Then I started thinking about my relationship with myself. I’ve done my own growing this past year and haven’t claimed it. I’ve said yes, when I naturally would have said no. I’ve taken some risks. I’ve asked for help.
When we follow the traditional exercise of forward goal setting, we miss an opportunity to look in the mirror and see the growth before our eyes.
I just came back from an amazing weekend with the poet David Whyte. He so wisely shared, “Solid ground is the meeting between what you think is you and isn’t you . . . A narrow definition of self gives us a narrow place to stand.”
How can you expand the ground of Self you stand on? Take a look at how you’ve grown. Give yourself more than a minute. Maybe light a candle, pull up a calendar to review the months of your journey, and honor your own momentum. What would you like to claim? Send me an email
! I would love to stand next to you on your solid ground, gaze at your beautiful reflection and smile, “Yes, you ARE taller.”
There is a natural gentle pause to this time of year.
It’s a holiday, vacation, calendar combination that gives you just a little more space.
I hope your pause has been loose and lazy . . . slow . . . sleepy . . . light . . . playful . . .
I hope you filled it carefully.
I hope you have the discipline to hold onto what you received.
Maybe the renewal of rest
or the energy from connecting with others.
The clarity you gained from distance,
The softness that comes when time doesn’t feel scarce,
That becomes a kinder more capable way of being.
The way we want to be always
and can be
when we have the discipline to pause.
Blessings in the New Year,
It’s happening.
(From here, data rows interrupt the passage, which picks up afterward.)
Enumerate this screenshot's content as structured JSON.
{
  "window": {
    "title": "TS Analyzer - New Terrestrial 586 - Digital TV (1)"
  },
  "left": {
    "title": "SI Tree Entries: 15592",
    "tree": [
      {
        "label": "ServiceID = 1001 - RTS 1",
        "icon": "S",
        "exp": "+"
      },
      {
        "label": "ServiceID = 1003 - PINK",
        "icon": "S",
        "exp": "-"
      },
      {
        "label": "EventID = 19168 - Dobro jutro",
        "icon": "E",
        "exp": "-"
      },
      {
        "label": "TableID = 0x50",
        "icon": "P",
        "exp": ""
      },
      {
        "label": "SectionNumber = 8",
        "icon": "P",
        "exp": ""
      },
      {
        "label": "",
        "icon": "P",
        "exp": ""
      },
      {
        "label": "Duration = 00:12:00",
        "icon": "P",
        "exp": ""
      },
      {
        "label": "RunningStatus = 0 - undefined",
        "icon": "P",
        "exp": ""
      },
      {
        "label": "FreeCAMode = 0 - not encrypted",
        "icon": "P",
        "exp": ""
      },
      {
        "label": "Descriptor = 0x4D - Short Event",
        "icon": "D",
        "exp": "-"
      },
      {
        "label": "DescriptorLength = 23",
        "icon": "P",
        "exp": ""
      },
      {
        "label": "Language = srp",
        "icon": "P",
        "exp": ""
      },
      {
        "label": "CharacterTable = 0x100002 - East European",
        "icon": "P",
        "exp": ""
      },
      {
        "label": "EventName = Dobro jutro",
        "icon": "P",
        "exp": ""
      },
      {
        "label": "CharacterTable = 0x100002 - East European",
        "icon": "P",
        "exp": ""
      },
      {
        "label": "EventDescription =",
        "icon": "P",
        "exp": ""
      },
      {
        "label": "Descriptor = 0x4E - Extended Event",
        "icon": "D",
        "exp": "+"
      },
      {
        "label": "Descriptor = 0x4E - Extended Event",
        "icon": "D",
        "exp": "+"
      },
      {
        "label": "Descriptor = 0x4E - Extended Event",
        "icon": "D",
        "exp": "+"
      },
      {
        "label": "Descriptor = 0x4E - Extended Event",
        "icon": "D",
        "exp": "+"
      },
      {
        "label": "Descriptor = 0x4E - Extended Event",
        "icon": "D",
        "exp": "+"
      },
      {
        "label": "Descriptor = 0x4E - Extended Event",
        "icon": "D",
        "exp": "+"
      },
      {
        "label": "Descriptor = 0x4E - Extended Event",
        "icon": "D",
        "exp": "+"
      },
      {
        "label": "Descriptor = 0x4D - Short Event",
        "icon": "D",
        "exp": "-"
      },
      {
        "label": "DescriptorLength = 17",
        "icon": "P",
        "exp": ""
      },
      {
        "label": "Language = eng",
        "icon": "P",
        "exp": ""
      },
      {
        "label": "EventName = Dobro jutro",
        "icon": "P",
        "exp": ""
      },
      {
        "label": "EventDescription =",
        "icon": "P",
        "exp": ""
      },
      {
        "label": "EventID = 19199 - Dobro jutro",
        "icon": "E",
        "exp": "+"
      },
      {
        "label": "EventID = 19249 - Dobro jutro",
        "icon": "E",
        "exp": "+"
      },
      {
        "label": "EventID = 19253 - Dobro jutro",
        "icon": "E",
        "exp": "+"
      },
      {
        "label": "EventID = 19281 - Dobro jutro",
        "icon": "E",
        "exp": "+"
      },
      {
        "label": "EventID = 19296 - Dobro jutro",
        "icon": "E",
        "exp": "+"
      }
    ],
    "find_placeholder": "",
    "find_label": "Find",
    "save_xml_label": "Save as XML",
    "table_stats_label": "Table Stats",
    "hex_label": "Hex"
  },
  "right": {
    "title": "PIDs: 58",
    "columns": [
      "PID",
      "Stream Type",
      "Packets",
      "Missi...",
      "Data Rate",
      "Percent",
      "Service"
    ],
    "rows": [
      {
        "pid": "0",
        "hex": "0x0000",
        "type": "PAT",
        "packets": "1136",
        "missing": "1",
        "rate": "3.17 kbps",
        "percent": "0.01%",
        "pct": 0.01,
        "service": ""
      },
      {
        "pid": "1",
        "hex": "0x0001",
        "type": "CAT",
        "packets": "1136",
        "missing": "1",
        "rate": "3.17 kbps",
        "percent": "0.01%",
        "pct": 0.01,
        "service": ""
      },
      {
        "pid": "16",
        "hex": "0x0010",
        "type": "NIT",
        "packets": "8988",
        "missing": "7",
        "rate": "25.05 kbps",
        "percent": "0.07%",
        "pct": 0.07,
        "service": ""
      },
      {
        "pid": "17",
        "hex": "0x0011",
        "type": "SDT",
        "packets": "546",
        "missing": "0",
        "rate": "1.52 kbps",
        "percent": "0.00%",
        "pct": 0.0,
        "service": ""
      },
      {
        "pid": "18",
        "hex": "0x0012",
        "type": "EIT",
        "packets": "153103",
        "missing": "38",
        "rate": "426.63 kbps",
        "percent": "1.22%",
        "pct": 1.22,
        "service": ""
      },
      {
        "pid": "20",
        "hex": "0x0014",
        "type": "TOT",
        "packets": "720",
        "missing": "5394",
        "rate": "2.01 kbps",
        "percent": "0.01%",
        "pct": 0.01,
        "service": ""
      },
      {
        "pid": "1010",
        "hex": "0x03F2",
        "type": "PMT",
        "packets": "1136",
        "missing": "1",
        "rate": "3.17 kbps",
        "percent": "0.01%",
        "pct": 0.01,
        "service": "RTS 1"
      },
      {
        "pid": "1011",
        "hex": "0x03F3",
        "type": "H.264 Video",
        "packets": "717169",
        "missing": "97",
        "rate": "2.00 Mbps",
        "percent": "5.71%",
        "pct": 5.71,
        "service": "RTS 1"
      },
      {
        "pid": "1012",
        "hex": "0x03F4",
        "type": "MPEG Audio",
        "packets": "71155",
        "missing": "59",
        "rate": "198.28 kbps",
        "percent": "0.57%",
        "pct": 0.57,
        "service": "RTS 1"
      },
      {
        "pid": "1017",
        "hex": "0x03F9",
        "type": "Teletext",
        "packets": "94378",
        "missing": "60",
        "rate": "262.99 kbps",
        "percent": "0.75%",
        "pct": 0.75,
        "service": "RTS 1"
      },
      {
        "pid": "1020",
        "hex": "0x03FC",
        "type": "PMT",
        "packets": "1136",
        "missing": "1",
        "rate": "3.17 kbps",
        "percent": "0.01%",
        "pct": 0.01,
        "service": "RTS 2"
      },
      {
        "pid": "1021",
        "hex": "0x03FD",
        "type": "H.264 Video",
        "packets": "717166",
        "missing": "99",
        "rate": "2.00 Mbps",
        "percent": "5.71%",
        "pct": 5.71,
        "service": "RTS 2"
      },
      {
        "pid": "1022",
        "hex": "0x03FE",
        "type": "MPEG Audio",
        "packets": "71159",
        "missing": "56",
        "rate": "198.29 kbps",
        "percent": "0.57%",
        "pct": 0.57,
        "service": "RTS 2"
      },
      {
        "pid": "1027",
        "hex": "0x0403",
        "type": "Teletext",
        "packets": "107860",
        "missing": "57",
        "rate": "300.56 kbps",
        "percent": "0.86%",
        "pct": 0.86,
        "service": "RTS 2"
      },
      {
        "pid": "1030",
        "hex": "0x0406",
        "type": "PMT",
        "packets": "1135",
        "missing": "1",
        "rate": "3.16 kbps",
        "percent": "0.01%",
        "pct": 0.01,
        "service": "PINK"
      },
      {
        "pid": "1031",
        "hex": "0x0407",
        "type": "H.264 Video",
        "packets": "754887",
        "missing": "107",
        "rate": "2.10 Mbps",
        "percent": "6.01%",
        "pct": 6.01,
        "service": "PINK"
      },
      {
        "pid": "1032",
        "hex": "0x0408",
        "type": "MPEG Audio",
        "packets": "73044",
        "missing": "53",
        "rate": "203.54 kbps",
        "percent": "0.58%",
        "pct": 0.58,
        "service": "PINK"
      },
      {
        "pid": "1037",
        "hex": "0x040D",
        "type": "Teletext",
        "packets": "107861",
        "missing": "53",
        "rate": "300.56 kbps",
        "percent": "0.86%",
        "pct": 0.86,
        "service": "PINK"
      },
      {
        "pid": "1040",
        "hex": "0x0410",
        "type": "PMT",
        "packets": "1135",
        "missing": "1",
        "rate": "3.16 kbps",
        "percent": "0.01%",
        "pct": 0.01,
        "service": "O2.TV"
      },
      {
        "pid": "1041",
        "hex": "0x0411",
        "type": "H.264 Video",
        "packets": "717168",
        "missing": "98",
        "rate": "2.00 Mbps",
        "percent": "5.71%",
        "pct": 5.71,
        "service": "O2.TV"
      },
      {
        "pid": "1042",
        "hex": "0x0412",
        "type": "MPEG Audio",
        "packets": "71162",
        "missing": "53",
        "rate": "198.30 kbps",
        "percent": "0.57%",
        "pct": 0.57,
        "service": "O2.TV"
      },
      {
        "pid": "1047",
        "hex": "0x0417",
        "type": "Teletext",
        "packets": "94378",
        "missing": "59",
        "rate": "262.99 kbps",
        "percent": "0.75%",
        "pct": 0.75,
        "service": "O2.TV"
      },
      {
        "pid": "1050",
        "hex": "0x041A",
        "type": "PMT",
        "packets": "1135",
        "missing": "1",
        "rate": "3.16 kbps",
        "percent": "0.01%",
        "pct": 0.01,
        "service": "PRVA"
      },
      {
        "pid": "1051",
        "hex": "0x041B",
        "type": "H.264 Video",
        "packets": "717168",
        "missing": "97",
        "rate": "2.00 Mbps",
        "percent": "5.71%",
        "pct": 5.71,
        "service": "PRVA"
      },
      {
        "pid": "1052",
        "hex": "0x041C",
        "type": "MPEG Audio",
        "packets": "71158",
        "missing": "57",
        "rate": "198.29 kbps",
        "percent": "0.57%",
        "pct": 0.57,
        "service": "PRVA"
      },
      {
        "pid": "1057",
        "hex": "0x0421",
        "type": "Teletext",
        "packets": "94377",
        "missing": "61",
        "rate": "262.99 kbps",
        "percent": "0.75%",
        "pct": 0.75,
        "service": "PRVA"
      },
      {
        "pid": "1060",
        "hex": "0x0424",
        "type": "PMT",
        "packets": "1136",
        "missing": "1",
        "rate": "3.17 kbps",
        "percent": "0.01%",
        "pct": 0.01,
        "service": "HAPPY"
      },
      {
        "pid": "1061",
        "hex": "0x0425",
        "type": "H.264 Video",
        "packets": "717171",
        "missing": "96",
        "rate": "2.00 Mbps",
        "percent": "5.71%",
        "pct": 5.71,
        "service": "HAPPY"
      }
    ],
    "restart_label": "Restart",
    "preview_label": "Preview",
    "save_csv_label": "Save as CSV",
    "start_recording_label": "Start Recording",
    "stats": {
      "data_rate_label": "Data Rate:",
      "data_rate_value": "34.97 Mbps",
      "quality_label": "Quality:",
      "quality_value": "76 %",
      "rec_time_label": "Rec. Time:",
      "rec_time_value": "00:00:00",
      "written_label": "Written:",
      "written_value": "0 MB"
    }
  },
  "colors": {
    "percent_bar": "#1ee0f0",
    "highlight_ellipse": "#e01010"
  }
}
The holiday spin. This time of year can be a mixed bag. There are lovely traditions, more parties, more to dos, more hope for goodwill on earth, more connection with others. And often, there is less connection with ourselves.
When you feel disconnected, the intensity of life, in all of its imbalance, pressure, and pace takes over. I invite you this year to use your light-filled tree, or the trees you see smiling in the windows of others, as a constant invitation to reconnect with yourself. A favorite Mary Oliver poem came to mind as my family decorated our tree this weekend. Read it very slowly, preferably out loud. Let it be your mantra for this season. “Go easy. Be filled with light. Shine.”
Joy and Peace,
When I am Among the Trees
By Mary Oliver, Thirst
When I am among the trees,
especially the willows and the honey locust,
equally the beech, the oaks and the pines,
they give off such hints of gladness,
I would almost say that they save me, and daily.
I am so distant from the hope of myself,
in which I have goodness, and discernment,
and never hurry through the world
but walk slowly, and bow often.
Around me the trees stir in their leaves
and call out, "Stay awhile."
The light flows from their branches.
And they call again, "It's simple," they say,
"and you too have come
into the world to do this, to go easy, to be filled
with light, and to shine."